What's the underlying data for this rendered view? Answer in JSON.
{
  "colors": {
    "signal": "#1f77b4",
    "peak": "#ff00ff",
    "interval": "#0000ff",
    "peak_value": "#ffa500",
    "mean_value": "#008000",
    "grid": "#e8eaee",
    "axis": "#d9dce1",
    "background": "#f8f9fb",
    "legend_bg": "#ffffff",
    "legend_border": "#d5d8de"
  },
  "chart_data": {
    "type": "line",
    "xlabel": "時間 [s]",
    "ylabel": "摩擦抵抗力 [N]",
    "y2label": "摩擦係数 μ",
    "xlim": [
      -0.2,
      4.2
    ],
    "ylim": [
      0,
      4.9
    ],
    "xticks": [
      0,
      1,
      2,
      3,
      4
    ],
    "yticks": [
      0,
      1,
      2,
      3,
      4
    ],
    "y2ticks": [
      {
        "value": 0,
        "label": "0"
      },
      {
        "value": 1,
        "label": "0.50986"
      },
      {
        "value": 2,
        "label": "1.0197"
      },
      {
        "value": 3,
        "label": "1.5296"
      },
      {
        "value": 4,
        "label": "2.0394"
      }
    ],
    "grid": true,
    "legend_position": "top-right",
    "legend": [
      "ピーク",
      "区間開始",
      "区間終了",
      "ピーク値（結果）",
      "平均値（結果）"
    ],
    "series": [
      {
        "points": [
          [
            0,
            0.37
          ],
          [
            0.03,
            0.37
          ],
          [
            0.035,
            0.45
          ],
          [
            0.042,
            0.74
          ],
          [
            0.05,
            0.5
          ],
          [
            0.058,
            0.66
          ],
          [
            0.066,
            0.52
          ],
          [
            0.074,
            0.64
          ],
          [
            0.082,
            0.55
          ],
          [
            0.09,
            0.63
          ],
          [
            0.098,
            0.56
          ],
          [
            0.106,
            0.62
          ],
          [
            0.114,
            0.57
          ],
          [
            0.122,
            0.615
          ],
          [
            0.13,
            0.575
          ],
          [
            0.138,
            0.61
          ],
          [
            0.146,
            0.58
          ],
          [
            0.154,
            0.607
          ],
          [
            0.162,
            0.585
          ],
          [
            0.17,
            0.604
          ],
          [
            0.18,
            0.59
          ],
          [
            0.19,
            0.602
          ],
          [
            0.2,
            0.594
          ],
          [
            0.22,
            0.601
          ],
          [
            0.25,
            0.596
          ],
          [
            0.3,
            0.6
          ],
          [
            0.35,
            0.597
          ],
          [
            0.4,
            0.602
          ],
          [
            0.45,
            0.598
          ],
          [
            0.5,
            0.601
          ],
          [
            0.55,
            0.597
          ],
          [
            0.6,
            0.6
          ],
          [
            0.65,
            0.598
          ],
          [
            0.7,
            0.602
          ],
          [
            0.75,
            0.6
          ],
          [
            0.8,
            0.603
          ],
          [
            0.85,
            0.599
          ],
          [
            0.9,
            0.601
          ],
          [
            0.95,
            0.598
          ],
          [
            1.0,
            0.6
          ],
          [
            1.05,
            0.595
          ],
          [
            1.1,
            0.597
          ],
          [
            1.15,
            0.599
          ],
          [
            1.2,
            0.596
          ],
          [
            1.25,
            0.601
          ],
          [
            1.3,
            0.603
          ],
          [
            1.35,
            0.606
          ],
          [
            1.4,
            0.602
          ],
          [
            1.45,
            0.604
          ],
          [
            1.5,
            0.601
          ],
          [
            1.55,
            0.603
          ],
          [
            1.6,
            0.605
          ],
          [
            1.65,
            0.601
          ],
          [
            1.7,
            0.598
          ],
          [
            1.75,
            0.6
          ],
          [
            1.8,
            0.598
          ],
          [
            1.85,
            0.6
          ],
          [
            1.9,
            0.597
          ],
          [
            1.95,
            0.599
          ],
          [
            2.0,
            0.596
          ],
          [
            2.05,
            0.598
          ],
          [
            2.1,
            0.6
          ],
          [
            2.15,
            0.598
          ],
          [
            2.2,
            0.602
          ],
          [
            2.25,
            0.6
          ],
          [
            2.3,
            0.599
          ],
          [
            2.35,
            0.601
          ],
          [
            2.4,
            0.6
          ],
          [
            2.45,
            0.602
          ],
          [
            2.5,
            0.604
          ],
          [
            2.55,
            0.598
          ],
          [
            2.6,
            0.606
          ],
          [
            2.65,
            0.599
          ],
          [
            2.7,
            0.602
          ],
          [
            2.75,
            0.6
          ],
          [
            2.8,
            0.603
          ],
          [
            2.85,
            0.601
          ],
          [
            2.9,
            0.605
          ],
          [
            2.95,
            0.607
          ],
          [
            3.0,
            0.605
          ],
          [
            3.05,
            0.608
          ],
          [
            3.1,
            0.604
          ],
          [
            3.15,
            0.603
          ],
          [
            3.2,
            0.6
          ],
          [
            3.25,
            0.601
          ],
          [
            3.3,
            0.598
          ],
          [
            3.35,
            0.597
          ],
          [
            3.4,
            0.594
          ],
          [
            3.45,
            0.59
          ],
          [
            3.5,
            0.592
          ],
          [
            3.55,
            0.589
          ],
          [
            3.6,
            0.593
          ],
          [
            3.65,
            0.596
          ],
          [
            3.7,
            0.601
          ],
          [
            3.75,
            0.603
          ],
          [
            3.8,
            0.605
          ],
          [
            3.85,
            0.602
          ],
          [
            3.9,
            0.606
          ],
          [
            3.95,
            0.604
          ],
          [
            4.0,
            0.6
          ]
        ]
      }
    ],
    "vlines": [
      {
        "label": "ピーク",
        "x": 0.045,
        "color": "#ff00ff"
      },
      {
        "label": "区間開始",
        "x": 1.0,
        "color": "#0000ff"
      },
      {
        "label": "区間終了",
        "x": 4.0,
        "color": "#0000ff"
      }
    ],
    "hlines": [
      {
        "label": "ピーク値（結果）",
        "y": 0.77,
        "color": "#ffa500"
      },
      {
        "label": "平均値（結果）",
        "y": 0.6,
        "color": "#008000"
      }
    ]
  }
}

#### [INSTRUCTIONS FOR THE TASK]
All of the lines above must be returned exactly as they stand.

#### [YOUR SOLUTION]
What's the underlying data for this rendered view? Answer in JSON.
{
  "colors": {
    "signal": "#1f77b4",
    "peak": "#ff00ff",
    "interval": "#0000ff",
    "peak_value": "#ffa500",
    "mean_value": "#008000",
    "grid": "#e8eaee",
    "axis": "#d9dce1",
    "background": "#f8f9fb",
    "legend_bg": "#ffffff",
    "legend_border": "#d5d8de"
  },
  "chart_data": {
    "type": "line",
    "xlabel": "時間 [s]",
    "ylabel": "摩擦抵抗力 [N]",
    "y2label": "摩擦係数 μ",
    "xlim": [
      -0.2,
      4.2
    ],
    "ylim": [
      0,
      4.9
    ],
    "xticks": [
      0,
      1,
      2,
      3,
      4
    ],
    "yticks": [
      0,
      1,
      2,
      3,
      4
    ],
    "y2ticks": [
      {
        "value": 0,
        "label": "0"
      },
      {
        "value": 1,
        "label": "0.50986"
      },
      {
        "value": 2,
        "label": "1.0197"
      },
      {
        "value": 3,
        "label": "1.5296"
      },
      {
        "value": 4,
        "label": "2.0394"
      }
    ],
    "grid": true,
    "legend_position": "top-right",
    "legend": [
      "ピーク",
      "区間開始",
      "区間終了",
      "ピーク値（結果）",
      "平均値（結果）"
    ],
    "series": [
      {
        "points": [
          [
            0,
            0.37
          ],
          [
            0.03,
            0.37
          ],
          [
            0.035,
            0.45
          ],
          [
            0.042,
            0.74
          ],
          [
            0.05,
            0.5
          ],
          [
            0.058,
            0.66
          ],
          [
            0.066,
            0.52
          ],
          [
            0.074,
            0.64
          ],
          [
            0.082,
            0.55
          ],
          [
            0.09,
            0.63
          ],
          [
            0.098,
            0.56
          ],
          [
            0.106,
            0.62
          ],
          [
            0.114,
            0.57
          ],
          [
            0.122,
            0.615
          ],
          [
            0.13,
            0.575
          ],
          [
            0.138,
            0.61
          ],
          [
            0.146,
            0.58
          ],
          [
            0.154,
            0.607
          ],
          [
            0.162,
            0.585
          ],
          [
            0.17,
            0.604
          ],
          [
            0.18,
            0.59
          ],
          [
            0.19,
            0.602
          ],
          [
            0.2,
            0.594
          ],
          [
            0.22,
            0.601
          ],
          [
            0.25,
            0.596
          ],
          [
            0.3,
            0.6
          ],
          [
            0.35,
            0.597
          ],
          [
            0.4,
            0.602
          ],
          [
            0.45,
            0.598
          ],
          [
            0.5,
            0.601
          ],
          [
            0.55,
            0.597
          ],
          [
            0.6,
            0.6
          ],
          [
            0.65,
            0.598
          ],
          [
            0.7,
            0.602
          ],
          [
            0.75,
            0.6
          ],
          [
            0.8,
            0.603
          ],
          [
            0.85,
            0.599
          ],
          [
            0.9,
            0.601
          ],
          [
            0.95,
            0.598
          ],
          [
            1.0,
            0.6
          ],
          [
            1.05,
            0.595
          ],
          [
            1.1,
            0.597
          ],
          [
            1.15,
            0.599
          ],
          [
            1.2,
            0.596
          ],
          [
            1.25,
            0.601
          ],
          [
            1.3,
            0.603
          ],
          [
            1.35,
            0.606
          ],
          [
            1.4,
            0.602
          ],
          [
            1.45,
            0.604
          ],
          [
            1.5,
            0.601
          ],
          [
            1.55,
            0.603
          ],
          [
            1.6,
            0.605
          ],
          [
            1.65,
            0.601
          ],
          [
            1.7,
            0.598
          ],
          [
            1.75,
            0.6
          ],
          [
            1.8,
            0.598
          ],
          [
            1.85,
            0.6
          ],
          [
            1.9,
            0.597
          ],
          [
            1.95,
            0.599
          ],
          [
            2.0,
            0.596
          ],
          [
            2.05,
            0.598
          ],
          [
            2.1,
            0.6
          ],
          [
            2.15,
            0.598
          ],
          [
            2.2,
            0.602
          ],
          [
            2.25,
            0.6
          ],
          [
            2.3,
            0.599
          ],
          [
            2.35,
            0.601
          ],
          [
            2.4,
            0.6
          ],
          [
            2.45,
            0.602
          ],
          [
            2.5,
            0.604
          ],
          [
            2.55,
            0.598
          ],
          [
            2.6,
            0.606
          ],
          [
            2.65,
            0.599
          ],
          [
            2.7,
            0.602
          ],
          [
            2.75,
            0.6
          ],
          [
            2.8,
            0.603
          ],
          [
            2.85,
            0.601
          ],
          [
            2.9,
            0.605
          ],
          [
            2.95,
            0.607
          ],
          [
            3.0,
            0.605
          ],
          [
            3.05,
            0.608
          ],
          [
            3.1,
            0.604
          ],
          [
            3.15,
            0.603
          ],
          [
            3.2,
            0.6
          ],
          [
            3.25,
            0.601
          ],
          [
            3.3,
            0.598
          ],
          [
            3.35,
            0.597
          ],
          [
            3.4,
            0.594
          ],
          [
            3.45,
            0.59
          ],
          [
            3.5,
            0.592
          ],
          [
            3.55,
            0.589
          ],
          [
            3.6,
            0.593
          ],
          [
            3.65,
            0.596
          ],
          [
            3.7,
            0.601
          ],
          [
            3.75,
            0.603
          ],
          [
            3.8,
            0.605
          ],
          [
            3.85,
            0.602
          ],
          [
            3.9,
            0.606
          ],
          [
            3.95,
            0.604
          ],
          [
            4.0,
            0.6
          ]
        ]
      }
    ],
    "vlines": [
      {
        "label": "ピーク",
        "x": 0.045,
        "color": "#ff00ff"
      },
      {
        "label": "区間開始",
        "x": 1.0,
        "color": "#0000ff"
      },
      {
        "label": "区間終了",
        "x": 4.0,
        "color": "#0000ff"
      }
    ],
    "hlines": [
      {
        "label": "ピーク値（結果）",
        "y": 0.77,
        "color": "#ffa500"
      },
      {
        "label": "平均値（結果）",
        "y": 0.6,
        "color": "#008000"
      }
    ]
  }
}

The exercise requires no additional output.